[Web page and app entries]
---------------

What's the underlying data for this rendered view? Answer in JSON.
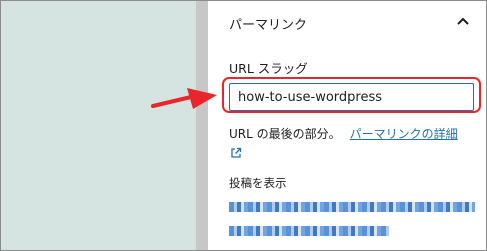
{
  "panel": {
    "title": "パーマリンク",
    "toggle_icon": "chevron-up-icon"
  },
  "slug": {
    "label": "URL スラッグ",
    "value": "how-to-use-wordpress"
  },
  "help": {
    "text": "URL の最後の部分。",
    "link_label": "パーマリンクの詳細",
    "link_icon": "external-link-icon"
  },
  "view_post": {
    "label": "投稿を表示"
  },
  "colors": {
    "accent": "#2271b1",
    "highlight": "#e8262b",
    "canvas": "#d5e4e0"
  }
}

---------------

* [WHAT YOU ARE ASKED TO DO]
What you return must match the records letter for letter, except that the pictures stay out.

* [EXPECTED ANSWER]
What's the underlying data for this rendered view? Answer in JSON.
{
  "panel": {
    "title": "パーマリンク",
    "toggle_icon": "chevron-up-icon"
  },
  "slug": {
    "label": "URL スラッグ",
    "value": "how-to-use-wordpress"
  },
  "help": {
    "text": "URL の最後の部分。",
    "link_label": "パーマリンクの詳細",
    "link_icon": "external-link-icon"
  },
  "view_post": {
    "label": "投稿を表示"
  },
  "colors": {
    "accent": "#2271b1",
    "highlight": "#e8262b",
    "canvas": "#d5e4e0"
  }
}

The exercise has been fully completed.